EXERCISE OBJECTIVE:
All lines in the data below carrying the string "reviews" are to be located and copied.

DATA SHOWN:

== Segment start ==

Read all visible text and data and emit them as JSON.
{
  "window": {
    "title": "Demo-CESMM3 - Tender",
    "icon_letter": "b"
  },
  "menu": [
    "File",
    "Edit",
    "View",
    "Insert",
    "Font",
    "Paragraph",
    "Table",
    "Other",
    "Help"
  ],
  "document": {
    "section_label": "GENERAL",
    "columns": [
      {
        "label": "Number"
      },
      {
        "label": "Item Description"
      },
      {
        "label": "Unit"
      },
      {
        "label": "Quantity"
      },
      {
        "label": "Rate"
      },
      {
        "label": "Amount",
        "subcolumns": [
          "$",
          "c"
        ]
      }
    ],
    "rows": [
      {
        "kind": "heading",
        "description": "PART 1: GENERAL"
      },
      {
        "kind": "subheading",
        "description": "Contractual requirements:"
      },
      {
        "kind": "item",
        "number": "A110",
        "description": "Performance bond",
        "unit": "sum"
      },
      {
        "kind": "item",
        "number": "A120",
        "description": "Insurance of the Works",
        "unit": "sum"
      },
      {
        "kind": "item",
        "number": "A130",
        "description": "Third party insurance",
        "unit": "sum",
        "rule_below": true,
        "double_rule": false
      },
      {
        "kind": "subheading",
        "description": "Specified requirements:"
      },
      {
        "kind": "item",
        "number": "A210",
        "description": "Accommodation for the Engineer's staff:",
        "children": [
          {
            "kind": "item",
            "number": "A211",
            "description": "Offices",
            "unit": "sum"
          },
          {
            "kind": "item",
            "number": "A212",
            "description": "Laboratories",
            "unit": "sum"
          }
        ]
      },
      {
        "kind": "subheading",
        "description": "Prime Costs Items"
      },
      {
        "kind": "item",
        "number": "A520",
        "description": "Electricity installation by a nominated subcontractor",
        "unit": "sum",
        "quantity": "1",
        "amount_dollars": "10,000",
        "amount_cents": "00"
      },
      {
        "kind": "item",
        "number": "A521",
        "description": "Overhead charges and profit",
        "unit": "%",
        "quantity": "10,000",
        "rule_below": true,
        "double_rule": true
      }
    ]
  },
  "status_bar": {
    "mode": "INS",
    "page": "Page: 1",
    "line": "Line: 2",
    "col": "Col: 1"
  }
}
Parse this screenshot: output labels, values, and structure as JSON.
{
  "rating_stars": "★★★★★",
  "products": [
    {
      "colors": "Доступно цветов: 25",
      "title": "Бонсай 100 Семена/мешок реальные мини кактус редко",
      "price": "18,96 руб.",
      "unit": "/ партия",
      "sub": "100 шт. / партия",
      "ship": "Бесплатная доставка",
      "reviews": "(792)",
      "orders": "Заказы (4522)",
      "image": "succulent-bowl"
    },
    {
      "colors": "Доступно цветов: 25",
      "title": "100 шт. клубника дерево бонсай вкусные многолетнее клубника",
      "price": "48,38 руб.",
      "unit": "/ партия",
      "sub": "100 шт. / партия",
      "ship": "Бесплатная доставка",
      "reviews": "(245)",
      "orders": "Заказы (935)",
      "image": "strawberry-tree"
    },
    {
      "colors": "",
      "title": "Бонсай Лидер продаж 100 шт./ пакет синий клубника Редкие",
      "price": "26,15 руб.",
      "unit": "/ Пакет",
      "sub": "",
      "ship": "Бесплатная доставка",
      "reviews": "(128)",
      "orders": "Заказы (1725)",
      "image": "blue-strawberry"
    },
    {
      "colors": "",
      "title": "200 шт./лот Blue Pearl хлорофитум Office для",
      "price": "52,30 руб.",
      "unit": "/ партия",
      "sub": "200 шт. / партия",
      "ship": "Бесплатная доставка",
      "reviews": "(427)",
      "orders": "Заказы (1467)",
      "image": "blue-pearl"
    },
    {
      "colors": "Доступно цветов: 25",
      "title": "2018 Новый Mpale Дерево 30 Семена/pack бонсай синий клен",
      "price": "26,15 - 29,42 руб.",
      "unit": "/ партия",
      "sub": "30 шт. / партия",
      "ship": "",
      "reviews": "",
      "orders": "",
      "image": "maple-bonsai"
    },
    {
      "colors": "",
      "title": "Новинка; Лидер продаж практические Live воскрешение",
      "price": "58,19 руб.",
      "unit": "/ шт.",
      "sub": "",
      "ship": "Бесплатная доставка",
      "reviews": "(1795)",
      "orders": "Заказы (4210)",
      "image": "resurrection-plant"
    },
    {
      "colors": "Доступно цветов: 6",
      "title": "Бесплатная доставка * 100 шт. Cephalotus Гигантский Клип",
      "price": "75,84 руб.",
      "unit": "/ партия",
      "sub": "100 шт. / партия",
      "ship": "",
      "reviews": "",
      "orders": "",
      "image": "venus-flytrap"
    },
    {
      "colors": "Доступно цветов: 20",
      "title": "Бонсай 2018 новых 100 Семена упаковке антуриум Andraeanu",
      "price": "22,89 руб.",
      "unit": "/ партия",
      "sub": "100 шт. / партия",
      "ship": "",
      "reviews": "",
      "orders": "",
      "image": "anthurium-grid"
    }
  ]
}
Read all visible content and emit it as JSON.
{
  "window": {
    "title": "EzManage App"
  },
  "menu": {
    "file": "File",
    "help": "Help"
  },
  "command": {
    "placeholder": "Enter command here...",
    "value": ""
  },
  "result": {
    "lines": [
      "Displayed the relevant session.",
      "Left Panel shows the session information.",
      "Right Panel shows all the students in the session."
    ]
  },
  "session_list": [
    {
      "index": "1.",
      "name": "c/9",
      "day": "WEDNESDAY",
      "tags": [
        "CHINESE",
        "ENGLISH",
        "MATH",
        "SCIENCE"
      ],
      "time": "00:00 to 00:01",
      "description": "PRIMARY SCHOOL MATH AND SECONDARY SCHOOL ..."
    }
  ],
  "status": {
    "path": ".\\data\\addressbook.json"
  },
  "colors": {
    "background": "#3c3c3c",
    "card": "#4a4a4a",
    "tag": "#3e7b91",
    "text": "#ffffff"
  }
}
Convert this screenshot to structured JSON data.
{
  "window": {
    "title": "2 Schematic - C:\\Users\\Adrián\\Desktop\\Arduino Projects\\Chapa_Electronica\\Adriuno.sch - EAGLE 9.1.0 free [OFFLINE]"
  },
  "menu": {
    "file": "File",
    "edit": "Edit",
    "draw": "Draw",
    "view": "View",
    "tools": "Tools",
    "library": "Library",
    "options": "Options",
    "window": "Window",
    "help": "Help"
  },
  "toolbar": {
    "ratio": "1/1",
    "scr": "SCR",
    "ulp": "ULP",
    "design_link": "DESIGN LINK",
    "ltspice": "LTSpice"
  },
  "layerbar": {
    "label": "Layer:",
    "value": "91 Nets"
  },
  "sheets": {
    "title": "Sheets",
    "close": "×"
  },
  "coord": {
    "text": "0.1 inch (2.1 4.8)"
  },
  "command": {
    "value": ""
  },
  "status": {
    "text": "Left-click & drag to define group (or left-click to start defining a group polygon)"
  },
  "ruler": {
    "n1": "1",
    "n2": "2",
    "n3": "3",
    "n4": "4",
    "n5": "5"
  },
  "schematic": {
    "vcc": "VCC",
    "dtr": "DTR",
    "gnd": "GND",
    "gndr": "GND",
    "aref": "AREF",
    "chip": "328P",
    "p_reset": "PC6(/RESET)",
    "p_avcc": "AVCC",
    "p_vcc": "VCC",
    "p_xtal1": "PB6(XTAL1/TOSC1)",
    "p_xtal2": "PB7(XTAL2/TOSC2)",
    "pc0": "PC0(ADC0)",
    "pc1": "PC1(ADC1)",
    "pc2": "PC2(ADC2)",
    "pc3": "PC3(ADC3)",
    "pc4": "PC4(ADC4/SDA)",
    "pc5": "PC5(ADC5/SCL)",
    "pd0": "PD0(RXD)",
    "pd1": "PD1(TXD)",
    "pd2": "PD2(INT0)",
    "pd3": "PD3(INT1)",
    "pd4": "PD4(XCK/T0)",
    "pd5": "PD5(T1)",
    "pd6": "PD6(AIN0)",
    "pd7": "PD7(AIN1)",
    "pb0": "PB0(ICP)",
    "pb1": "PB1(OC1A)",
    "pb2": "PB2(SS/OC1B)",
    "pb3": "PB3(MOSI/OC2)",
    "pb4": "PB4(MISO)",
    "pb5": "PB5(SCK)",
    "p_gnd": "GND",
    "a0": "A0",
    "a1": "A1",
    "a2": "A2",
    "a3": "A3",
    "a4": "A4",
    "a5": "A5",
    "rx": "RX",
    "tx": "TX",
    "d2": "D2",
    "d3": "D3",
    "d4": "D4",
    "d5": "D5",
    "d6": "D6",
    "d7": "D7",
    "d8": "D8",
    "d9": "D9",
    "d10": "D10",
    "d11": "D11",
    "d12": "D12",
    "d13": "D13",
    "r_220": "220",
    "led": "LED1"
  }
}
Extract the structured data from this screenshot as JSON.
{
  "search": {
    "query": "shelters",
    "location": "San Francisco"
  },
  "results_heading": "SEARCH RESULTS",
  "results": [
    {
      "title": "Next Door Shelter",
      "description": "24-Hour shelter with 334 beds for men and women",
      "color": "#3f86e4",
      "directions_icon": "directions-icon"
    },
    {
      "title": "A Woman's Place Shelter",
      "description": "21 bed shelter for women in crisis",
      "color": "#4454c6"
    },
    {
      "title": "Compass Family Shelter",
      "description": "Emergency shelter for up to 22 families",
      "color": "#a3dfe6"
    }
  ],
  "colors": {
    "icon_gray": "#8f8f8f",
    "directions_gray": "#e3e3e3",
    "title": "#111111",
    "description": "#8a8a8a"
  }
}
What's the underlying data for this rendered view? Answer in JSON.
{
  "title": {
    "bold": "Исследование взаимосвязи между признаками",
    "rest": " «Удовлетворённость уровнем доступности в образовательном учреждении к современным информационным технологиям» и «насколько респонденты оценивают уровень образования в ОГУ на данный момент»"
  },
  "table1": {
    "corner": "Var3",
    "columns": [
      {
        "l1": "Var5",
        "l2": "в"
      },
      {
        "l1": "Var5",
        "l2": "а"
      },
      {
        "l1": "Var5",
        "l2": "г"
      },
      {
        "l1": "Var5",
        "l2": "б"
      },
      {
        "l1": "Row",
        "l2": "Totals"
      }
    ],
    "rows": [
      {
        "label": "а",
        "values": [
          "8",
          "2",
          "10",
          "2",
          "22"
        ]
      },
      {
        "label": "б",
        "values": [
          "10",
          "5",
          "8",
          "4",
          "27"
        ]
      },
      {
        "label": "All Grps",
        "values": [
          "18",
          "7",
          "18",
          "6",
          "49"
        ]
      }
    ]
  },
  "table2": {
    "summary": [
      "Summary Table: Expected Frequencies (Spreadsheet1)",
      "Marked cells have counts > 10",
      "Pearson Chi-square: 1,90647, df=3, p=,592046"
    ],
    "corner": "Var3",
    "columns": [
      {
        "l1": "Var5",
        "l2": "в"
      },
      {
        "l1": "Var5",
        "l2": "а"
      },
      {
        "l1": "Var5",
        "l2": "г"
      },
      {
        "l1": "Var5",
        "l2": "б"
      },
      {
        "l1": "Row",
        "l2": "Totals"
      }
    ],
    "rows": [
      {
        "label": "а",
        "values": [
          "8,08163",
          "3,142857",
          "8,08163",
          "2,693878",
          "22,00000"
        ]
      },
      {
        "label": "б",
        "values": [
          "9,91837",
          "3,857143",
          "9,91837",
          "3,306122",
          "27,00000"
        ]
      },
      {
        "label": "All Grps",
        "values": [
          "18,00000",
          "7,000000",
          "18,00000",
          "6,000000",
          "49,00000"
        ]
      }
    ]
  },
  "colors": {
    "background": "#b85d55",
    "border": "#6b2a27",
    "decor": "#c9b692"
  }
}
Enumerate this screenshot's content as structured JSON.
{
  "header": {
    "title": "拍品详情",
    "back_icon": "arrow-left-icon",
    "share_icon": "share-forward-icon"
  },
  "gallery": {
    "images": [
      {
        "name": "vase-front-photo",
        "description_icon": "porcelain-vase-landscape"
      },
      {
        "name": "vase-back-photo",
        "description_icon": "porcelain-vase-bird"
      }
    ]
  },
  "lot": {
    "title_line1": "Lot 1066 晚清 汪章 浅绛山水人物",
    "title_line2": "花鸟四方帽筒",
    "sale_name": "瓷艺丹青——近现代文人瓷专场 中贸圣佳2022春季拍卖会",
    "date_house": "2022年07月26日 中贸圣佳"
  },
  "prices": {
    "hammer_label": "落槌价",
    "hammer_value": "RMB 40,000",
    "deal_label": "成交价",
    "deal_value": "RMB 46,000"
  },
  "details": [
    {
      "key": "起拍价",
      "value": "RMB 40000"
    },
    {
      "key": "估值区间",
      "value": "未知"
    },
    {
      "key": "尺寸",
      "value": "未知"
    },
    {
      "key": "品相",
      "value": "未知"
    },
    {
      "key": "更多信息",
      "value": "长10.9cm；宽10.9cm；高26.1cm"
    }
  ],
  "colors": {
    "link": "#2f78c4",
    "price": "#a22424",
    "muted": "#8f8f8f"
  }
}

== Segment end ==

TASK OUTPUT:
      "reviews": "(792)",
      "reviews": "(245)",
      "reviews": "(128)",
      "reviews": "(427)",
      "reviews": "",
      "reviews": "(1795)",
      "reviews": "",
      "reviews": "",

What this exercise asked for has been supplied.